(Website and app data records)
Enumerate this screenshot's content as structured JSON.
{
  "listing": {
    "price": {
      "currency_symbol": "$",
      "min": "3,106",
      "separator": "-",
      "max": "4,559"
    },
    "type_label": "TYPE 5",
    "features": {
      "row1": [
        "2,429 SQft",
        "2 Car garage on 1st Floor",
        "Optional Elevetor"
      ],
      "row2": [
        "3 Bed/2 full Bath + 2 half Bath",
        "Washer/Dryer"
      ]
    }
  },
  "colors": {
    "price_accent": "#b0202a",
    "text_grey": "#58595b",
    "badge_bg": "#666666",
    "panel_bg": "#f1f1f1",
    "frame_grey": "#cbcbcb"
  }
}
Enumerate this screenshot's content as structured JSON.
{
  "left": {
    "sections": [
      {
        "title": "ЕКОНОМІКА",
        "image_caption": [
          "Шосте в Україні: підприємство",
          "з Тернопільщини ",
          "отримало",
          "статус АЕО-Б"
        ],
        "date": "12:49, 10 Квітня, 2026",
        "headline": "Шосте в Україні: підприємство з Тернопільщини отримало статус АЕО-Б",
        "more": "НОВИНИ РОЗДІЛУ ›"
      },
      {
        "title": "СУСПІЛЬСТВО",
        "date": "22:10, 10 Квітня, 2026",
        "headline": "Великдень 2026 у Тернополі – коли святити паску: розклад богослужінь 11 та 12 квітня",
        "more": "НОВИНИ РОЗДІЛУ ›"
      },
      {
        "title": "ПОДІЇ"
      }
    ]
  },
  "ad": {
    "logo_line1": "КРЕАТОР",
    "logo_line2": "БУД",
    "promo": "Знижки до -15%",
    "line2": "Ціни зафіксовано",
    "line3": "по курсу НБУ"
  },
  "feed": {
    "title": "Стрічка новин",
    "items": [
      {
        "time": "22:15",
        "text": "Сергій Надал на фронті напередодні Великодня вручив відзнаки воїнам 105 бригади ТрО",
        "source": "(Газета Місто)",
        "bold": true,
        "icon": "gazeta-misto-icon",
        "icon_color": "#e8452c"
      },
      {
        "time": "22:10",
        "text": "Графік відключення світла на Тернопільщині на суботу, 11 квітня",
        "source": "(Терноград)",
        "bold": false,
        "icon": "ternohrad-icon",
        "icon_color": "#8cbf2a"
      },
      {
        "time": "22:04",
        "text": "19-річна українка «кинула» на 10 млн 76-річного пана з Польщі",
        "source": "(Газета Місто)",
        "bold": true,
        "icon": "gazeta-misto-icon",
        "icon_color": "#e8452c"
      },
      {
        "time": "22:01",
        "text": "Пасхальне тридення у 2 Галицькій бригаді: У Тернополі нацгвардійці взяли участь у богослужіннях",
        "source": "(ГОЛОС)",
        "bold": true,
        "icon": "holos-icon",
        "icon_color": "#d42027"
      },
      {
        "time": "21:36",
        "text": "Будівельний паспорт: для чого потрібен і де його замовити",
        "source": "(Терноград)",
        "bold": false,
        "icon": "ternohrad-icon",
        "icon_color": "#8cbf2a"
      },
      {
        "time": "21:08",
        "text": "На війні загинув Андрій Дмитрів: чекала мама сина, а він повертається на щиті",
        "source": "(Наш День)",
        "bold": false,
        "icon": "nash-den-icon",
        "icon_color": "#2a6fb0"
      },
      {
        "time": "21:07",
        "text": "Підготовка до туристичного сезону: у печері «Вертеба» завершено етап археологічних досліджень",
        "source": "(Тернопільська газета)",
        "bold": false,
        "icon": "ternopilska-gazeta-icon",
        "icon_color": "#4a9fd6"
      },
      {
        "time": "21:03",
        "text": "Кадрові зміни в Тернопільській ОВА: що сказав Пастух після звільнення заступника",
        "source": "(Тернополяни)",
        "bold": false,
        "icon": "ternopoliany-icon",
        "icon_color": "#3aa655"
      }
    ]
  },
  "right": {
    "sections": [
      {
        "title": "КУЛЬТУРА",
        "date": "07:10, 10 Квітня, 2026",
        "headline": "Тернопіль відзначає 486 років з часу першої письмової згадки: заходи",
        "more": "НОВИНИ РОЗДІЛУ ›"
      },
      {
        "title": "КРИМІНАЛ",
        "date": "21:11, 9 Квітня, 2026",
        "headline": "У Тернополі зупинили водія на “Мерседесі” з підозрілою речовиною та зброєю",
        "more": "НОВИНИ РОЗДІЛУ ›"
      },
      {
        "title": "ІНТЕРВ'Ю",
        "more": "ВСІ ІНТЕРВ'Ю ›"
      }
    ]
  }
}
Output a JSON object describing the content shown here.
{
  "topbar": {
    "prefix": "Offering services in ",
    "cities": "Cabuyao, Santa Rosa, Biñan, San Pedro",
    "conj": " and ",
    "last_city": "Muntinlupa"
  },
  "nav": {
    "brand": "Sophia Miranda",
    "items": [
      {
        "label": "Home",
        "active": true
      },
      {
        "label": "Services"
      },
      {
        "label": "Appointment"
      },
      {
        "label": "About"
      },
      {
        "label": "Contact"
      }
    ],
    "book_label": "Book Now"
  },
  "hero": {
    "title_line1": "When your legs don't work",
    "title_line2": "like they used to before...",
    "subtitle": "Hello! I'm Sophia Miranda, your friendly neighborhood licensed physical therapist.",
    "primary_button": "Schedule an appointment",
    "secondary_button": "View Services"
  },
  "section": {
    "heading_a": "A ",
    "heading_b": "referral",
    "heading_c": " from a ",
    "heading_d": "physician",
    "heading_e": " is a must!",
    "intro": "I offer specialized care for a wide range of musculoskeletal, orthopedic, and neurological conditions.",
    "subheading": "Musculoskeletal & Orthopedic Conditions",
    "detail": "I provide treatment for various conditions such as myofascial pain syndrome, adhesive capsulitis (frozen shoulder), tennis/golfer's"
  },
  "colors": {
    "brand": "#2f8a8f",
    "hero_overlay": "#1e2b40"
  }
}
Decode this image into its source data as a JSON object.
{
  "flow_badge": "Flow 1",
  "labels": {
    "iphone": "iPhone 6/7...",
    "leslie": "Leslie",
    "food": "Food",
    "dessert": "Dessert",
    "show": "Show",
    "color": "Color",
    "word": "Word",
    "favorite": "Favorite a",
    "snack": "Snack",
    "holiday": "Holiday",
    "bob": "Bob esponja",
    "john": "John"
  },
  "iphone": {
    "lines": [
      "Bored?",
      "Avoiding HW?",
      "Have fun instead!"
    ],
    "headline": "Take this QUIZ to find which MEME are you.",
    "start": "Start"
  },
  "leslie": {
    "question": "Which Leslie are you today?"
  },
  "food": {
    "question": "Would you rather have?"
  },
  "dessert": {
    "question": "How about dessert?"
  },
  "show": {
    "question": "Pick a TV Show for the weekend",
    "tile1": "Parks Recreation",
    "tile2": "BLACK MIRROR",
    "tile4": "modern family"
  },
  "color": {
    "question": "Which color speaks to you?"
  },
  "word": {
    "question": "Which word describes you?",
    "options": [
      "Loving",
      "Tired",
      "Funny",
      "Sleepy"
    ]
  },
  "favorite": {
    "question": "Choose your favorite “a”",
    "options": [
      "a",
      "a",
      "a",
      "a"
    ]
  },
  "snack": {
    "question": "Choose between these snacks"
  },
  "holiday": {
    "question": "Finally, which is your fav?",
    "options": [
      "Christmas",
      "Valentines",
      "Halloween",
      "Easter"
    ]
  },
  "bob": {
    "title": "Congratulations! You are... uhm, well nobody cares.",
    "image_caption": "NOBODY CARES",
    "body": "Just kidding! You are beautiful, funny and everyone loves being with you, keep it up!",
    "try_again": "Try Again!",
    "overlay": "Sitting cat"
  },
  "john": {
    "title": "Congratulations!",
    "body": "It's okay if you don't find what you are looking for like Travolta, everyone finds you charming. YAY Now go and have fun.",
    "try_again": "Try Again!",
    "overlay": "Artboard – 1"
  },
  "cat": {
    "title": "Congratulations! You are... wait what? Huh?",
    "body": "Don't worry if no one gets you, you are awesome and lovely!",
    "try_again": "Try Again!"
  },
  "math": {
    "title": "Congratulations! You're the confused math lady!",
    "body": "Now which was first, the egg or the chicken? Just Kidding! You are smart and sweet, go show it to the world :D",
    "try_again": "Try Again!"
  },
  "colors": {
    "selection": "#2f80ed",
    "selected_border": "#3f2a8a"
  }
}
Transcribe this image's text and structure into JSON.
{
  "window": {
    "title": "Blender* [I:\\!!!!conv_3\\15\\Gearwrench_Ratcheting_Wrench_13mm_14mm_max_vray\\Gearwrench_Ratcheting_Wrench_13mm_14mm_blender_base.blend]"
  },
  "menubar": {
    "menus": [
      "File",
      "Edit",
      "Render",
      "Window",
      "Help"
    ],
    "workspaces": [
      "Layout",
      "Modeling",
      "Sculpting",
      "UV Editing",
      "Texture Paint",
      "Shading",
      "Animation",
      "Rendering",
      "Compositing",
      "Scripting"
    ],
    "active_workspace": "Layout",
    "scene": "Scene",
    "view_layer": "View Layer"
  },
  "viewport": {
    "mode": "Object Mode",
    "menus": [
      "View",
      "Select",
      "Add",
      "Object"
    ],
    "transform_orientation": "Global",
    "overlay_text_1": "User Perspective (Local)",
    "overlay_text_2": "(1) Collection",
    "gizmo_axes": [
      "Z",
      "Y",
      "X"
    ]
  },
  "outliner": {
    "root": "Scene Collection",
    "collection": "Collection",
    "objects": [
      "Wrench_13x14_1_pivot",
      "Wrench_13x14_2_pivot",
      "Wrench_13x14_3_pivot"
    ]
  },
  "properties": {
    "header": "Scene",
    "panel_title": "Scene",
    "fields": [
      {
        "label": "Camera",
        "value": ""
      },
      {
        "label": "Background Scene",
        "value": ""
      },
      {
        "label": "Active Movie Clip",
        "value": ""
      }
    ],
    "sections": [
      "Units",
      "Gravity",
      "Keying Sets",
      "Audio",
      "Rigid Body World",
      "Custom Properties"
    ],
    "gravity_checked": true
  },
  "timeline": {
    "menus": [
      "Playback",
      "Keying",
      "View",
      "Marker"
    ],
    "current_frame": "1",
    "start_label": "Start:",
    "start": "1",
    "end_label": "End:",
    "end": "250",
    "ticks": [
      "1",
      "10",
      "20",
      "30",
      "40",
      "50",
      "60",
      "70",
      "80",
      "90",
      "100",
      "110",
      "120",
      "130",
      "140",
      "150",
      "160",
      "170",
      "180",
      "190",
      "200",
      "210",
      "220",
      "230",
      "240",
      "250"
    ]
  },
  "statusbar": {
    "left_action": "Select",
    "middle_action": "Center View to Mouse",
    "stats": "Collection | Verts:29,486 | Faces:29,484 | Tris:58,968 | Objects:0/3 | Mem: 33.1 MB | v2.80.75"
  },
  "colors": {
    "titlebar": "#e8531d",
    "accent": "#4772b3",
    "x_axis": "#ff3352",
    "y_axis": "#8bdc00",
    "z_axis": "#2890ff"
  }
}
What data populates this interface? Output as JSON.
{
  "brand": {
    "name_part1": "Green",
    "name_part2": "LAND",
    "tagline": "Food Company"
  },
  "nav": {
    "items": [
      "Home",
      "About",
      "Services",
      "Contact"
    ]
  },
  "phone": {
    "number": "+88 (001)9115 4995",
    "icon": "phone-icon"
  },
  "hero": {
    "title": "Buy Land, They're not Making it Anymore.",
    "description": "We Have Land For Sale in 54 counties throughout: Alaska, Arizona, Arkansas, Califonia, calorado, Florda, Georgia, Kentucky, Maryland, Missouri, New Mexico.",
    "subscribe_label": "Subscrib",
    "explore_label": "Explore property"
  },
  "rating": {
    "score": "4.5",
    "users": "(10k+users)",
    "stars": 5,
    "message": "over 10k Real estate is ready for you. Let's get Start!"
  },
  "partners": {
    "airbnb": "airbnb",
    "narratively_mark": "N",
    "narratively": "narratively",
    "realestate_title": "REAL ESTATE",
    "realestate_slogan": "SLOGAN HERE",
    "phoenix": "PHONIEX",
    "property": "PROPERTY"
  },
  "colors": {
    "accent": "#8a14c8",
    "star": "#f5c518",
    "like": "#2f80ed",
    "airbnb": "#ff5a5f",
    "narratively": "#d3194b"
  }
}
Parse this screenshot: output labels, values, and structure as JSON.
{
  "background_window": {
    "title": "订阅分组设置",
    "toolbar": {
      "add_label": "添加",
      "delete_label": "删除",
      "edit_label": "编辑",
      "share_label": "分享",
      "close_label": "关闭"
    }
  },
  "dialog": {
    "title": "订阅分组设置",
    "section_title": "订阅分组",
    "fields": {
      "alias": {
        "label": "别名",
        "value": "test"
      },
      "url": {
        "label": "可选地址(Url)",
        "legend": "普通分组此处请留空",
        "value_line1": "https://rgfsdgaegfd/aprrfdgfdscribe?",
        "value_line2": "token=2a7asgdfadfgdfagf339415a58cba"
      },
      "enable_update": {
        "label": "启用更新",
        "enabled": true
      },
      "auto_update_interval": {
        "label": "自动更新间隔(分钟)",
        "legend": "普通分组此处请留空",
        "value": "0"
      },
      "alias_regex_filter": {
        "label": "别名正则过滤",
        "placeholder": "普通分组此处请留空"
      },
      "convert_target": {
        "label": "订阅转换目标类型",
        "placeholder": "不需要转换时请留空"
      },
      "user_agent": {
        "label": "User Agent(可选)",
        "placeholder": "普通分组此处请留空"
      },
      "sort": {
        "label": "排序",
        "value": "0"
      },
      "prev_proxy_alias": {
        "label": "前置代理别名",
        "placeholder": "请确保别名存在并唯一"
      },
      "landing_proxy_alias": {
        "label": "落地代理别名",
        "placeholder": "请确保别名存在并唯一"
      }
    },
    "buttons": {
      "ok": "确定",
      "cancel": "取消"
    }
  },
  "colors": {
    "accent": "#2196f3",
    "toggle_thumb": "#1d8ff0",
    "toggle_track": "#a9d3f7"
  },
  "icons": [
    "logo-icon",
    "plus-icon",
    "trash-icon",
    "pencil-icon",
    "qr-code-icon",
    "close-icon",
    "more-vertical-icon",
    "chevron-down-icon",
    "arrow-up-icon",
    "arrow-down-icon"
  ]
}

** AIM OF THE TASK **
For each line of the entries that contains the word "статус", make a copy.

** ANSWER BELOW **
          "статус АЕО-Б"
        "headline": "Шосте в Україні: підприємство з Тернопільщини отримало статус АЕО-Б",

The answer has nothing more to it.